Read through the listing below and return only the lines containing "loop".

=== Task input ===
>>>

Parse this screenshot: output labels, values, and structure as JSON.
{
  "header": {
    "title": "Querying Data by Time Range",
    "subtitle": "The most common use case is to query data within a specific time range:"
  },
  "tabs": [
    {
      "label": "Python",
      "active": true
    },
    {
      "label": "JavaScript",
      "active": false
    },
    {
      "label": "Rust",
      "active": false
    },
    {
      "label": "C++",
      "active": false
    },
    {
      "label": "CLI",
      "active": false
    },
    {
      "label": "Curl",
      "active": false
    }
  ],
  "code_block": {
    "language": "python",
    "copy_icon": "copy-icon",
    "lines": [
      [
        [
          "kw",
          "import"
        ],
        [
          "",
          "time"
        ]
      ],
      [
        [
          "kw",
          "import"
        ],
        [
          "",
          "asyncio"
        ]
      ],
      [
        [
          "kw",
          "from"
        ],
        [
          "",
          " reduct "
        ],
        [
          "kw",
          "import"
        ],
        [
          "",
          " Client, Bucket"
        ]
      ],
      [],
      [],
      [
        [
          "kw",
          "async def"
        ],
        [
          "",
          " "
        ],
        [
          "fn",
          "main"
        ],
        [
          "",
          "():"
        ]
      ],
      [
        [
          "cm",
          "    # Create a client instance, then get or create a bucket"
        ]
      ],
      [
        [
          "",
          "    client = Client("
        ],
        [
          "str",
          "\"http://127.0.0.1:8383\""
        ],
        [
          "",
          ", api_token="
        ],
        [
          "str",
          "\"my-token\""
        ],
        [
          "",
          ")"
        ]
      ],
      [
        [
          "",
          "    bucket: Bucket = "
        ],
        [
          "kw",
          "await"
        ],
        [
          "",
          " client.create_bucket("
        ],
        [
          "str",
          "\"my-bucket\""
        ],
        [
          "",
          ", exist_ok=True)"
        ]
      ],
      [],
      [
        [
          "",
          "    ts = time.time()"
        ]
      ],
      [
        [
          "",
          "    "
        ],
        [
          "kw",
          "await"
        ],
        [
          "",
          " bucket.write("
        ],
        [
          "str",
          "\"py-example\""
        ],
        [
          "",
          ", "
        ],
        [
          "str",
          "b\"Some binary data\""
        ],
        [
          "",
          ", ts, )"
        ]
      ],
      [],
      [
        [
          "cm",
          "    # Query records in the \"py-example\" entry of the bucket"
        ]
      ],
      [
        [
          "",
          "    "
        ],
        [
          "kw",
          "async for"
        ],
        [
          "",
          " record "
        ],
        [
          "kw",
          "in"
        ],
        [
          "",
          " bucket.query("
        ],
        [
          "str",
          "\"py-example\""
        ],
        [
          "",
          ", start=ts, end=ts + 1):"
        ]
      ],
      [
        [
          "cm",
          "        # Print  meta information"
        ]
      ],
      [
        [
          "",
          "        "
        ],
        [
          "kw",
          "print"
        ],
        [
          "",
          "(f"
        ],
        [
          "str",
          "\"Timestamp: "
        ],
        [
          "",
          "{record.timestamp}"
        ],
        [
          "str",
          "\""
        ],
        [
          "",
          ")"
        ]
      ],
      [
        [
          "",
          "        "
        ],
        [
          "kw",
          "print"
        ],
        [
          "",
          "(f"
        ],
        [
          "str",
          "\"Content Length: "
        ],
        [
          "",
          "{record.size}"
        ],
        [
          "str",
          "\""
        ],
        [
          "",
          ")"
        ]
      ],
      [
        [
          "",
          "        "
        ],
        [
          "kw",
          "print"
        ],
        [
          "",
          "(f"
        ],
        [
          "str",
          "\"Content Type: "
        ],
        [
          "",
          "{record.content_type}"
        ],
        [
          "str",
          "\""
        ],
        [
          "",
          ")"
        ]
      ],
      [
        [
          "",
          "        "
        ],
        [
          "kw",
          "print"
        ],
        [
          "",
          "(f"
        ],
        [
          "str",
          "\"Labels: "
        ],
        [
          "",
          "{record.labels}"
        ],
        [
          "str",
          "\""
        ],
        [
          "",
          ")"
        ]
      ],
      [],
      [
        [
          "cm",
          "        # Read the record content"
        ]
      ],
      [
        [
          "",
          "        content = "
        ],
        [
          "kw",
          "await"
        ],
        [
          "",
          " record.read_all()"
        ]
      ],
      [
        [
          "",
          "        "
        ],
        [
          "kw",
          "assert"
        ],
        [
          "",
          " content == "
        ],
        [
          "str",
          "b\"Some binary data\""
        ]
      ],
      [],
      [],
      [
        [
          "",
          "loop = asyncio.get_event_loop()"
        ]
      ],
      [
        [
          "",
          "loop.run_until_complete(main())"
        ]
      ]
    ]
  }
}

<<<

=== Written answer ===
          "loop = asyncio.get_event_loop()"
          "loop.run_until_complete(main())"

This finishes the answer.